### INPUT RECORDS:
►
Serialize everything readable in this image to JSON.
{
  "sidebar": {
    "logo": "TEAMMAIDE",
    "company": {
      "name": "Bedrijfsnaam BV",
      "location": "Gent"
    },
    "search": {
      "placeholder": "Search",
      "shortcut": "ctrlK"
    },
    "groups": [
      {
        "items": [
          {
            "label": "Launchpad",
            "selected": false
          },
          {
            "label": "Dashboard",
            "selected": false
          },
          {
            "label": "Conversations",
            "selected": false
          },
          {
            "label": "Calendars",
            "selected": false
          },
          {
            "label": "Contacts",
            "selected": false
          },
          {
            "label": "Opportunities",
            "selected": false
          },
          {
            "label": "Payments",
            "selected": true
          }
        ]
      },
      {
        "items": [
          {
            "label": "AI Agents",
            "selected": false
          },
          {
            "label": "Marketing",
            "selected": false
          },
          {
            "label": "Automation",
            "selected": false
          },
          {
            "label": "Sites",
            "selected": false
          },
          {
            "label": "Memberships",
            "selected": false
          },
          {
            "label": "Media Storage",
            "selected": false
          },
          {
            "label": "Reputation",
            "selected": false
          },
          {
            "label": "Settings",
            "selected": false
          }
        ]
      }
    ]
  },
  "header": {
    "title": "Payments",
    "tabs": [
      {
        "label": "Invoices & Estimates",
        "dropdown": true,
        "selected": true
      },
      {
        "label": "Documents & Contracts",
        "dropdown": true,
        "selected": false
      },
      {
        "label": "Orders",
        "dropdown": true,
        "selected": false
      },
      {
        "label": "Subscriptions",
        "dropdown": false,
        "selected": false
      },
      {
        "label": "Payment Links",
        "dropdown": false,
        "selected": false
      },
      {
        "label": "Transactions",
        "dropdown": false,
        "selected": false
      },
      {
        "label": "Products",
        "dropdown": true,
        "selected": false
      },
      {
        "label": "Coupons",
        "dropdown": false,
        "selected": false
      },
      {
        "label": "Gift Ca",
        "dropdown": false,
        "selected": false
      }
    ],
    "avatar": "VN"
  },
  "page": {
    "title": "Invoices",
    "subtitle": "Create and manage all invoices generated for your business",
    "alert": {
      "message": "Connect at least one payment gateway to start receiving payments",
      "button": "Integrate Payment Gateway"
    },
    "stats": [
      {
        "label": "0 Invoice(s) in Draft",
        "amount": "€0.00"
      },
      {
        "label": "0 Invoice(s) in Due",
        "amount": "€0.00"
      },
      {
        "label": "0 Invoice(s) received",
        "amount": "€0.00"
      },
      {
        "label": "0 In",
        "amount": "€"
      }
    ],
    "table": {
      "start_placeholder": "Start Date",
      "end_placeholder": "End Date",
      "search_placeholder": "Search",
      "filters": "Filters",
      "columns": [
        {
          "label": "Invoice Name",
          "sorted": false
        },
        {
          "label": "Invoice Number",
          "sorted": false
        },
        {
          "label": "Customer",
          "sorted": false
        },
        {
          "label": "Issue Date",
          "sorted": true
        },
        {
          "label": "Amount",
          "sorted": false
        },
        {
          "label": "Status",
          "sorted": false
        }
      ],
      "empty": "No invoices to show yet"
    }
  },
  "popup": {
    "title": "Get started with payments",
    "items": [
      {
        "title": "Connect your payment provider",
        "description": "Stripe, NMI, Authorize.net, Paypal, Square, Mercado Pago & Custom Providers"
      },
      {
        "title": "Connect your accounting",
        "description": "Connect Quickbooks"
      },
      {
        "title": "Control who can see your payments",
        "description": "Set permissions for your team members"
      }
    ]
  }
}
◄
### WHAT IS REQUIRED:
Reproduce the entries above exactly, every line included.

### RESPONSE TO THE EXERCISE:
Serialize everything readable in this image to JSON.
{
  "sidebar": {
    "logo": "TEAMMAIDE",
    "company": {
      "name": "Bedrijfsnaam BV",
      "location": "Gent"
    },
    "search": {
      "placeholder": "Search",
      "shortcut": "ctrlK"
    },
    "groups": [
      {
        "items": [
          {
            "label": "Launchpad",
            "selected": false
          },
          {
            "label": "Dashboard",
            "selected": false
          },
          {
            "label": "Conversations",
            "selected": false
          },
          {
            "label": "Calendars",
            "selected": false
          },
          {
            "label": "Contacts",
            "selected": false
          },
          {
            "label": "Opportunities",
            "selected": false
          },
          {
            "label": "Payments",
            "selected": true
          }
        ]
      },
      {
        "items": [
          {
            "label": "AI Agents",
            "selected": false
          },
          {
            "label": "Marketing",
            "selected": false
          },
          {
            "label": "Automation",
            "selected": false
          },
          {
            "label": "Sites",
            "selected": false
          },
          {
            "label": "Memberships",
            "selected": false
          },
          {
            "label": "Media Storage",
            "selected": false
          },
          {
            "label": "Reputation",
            "selected": false
          },
          {
            "label": "Settings",
            "selected": false
          }
        ]
      }
    ]
  },
  "header": {
    "title": "Payments",
    "tabs": [
      {
        "label": "Invoices & Estimates",
        "dropdown": true,
        "selected": true
      },
      {
        "label": "Documents & Contracts",
        "dropdown": true,
        "selected": false
      },
      {
        "label": "Orders",
        "dropdown": true,
        "selected": false
      },
      {
        "label": "Subscriptions",
        "dropdown": false,
        "selected": false
      },
      {
        "label": "Payment Links",
        "dropdown": false,
        "selected": false
      },
      {
        "label": "Transactions",
        "dropdown": false,
        "selected": false
      },
      {
        "label": "Products",
        "dropdown": true,
        "selected": false
      },
      {
        "label": "Coupons",
        "dropdown": false,
        "selected": false
      },
      {
        "label": "Gift Ca",
        "dropdown": false,
        "selected": false
      }
    ],
    "avatar": "VN"
  },
  "page": {
    "title": "Invoices",
    "subtitle": "Create and manage all invoices generated for your business",
    "alert": {
      "message": "Connect at least one payment gateway to start receiving payments",
      "button": "Integrate Payment Gateway"
    },
    "stats": [
      {
        "label": "0 Invoice(s) in Draft",
        "amount": "€0.00"
      },
      {
        "label": "0 Invoice(s) in Due",
        "amount": "€0.00"
      },
      {
        "label": "0 Invoice(s) received",
        "amount": "€0.00"
      },
      {
        "label": "0 In",
        "amount": "€"
      }
    ],
    "table": {
      "start_placeholder": "Start Date",
      "end_placeholder": "End Date",
      "search_placeholder": "Search",
      "filters": "Filters",
      "columns": [
        {
          "label": "Invoice Name",
          "sorted": false
        },
        {
          "label": "Invoice Number",
          "sorted": false
        },
        {
          "label": "Customer",
          "sorted": false
        },
        {
          "label": "Issue Date",
          "sorted": true
        },
        {
          "label": "Amount",
          "sorted": false
        },
        {
          "label": "Status",
          "sorted": false
        }
      ],
      "empty": "No invoices to show yet"
    }
  },
  "popup": {
    "title": "Get started with payments",
    "items": [
      {
        "title": "Connect your payment provider",
        "description": "Stripe, NMI, Authorize.net, Paypal, Square, Mercado Pago & Custom Providers"
      },
      {
        "title": "Connect your accounting",
        "description": "Connect Quickbooks"
      },
      {
        "title": "Control who can see your payments",
        "description": "Set permissions for your team members"
      }
    ]
  }
}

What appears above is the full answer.